Steering and Control

Hand placement is crucial as your contact with the reins is the equivalent to your hold on the steering wheel. Bent elbows and a loose rein with little contact with bit unless you pull towards your pocket to slow down is ideal. However, if you have a “loose rein” and your horse picks up speed, you must be prepared to adjust your reins to reduce the slack in them. Otherwise, you will be pulling much farther and harder while making little to no contact with your horse’s mouth.

The Horse’s Body Language

Seeing the signs can keep you safe in other potentially dangerous situations. Just like your horse reads your body language, you can read theirs.

If a horse is irritable, they may pin their ears back tightly against their head, swish their tail violently, etc. If your horse is scared, you may see the whites around their eyes and will notice that they appear nervous and unsure, even frantic. If your horse is content, their ears will likely be twitching in various directions as they try to listen to their surroundings and what you are asking of them. They may also lick their lips and even cock their foot if they are at a standstill. If you see a sign indicating that they are irritable, whether it is at you or another horse, discipline them if it can be done safely and remove yourself in situations that may result in your harm otherwise.

When things do not go as planned…

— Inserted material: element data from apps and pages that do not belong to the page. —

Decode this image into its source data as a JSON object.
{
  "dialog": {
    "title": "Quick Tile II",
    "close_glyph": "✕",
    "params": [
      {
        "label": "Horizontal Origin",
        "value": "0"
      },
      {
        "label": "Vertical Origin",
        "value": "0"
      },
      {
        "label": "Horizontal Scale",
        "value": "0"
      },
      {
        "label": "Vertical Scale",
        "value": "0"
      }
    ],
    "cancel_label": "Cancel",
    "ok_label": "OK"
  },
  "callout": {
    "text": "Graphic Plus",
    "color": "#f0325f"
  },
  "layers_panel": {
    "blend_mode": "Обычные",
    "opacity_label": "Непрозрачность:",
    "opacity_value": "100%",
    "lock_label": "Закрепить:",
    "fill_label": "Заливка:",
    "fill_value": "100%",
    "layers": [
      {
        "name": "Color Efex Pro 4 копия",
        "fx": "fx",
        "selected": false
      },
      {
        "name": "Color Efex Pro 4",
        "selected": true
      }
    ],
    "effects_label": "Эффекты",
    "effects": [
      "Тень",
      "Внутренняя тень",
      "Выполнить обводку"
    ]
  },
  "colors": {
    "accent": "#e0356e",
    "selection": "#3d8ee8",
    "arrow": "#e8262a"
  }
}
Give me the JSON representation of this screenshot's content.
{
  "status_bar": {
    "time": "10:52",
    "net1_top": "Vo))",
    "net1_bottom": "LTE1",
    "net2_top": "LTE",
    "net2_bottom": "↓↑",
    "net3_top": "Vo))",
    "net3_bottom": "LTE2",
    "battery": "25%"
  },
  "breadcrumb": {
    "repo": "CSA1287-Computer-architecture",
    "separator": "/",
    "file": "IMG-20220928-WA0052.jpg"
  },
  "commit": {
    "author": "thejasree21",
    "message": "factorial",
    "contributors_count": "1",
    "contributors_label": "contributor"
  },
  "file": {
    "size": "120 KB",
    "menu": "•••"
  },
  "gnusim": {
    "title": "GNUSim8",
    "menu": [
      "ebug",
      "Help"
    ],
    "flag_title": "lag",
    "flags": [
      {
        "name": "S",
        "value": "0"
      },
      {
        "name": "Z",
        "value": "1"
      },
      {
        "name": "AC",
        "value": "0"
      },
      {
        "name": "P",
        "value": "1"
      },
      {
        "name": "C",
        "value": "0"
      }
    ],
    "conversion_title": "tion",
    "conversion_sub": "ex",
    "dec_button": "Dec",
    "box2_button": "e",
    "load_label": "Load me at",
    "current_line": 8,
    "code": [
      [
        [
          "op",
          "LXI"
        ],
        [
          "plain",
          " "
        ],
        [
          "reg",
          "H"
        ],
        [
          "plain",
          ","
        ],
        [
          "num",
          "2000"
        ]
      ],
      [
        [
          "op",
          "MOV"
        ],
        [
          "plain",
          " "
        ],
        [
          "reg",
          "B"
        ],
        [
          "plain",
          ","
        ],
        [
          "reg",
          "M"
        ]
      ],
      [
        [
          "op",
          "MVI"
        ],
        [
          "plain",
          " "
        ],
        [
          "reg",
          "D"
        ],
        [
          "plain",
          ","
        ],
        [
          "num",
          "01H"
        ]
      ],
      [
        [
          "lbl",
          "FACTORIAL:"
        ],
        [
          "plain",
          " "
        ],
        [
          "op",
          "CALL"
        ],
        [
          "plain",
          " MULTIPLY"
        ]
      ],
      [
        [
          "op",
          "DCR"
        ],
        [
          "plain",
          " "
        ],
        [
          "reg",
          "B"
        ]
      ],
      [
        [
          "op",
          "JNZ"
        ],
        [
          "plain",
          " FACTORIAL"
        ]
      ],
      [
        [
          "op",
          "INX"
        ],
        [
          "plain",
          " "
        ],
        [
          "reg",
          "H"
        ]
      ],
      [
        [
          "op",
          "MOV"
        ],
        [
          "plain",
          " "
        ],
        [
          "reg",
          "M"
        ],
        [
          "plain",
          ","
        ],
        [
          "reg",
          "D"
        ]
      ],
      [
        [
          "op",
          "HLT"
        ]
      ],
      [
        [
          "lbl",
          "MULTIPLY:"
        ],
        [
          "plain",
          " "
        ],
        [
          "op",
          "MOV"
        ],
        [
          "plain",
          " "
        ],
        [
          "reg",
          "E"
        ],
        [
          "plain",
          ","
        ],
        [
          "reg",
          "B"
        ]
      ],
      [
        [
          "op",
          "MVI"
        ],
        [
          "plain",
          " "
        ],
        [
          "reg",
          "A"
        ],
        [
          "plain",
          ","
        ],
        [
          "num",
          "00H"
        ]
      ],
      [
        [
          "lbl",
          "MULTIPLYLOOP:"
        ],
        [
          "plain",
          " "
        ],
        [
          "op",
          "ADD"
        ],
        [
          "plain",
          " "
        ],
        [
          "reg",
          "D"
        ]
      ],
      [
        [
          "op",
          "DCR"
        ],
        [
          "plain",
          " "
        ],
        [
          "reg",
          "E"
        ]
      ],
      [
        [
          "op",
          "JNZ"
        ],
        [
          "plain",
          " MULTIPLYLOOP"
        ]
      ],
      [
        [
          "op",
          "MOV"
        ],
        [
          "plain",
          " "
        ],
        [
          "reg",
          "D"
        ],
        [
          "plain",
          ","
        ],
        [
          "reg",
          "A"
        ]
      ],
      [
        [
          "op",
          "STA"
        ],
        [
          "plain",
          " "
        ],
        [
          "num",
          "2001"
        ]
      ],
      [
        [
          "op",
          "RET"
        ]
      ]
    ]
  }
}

There will be those times where you do everything ‘right’ and you still find yourself in an unintended situation. This could come in the form of a runaway horse, a bucking fit, a scary situation on the ground, etc. If you ever find yourself in a situation where you feel that control is lost, remind yourself of the basics to the best of your ability. Your worst enemy is your mind. In times of chaos, your mind will trick you into thinking that the situation is much worse than what it is and, in turn, usually causes things to result in a less-than-desirable way. If you can slow down and focus on the facts rather than assuming bailing is the best option,you will likely get better results without having to taste test the dirt. Panicking is never the answer.

If you have any questions, never hesitate to ask an experienced horse person. We all start somewhere and it’s a lot more fun learning when you can do it in a safe manner!

Written by and shared from Haley Wright, of Wright Direction Horsemanship

For more information about Wright Direction Horsemanship, visit

Previous Next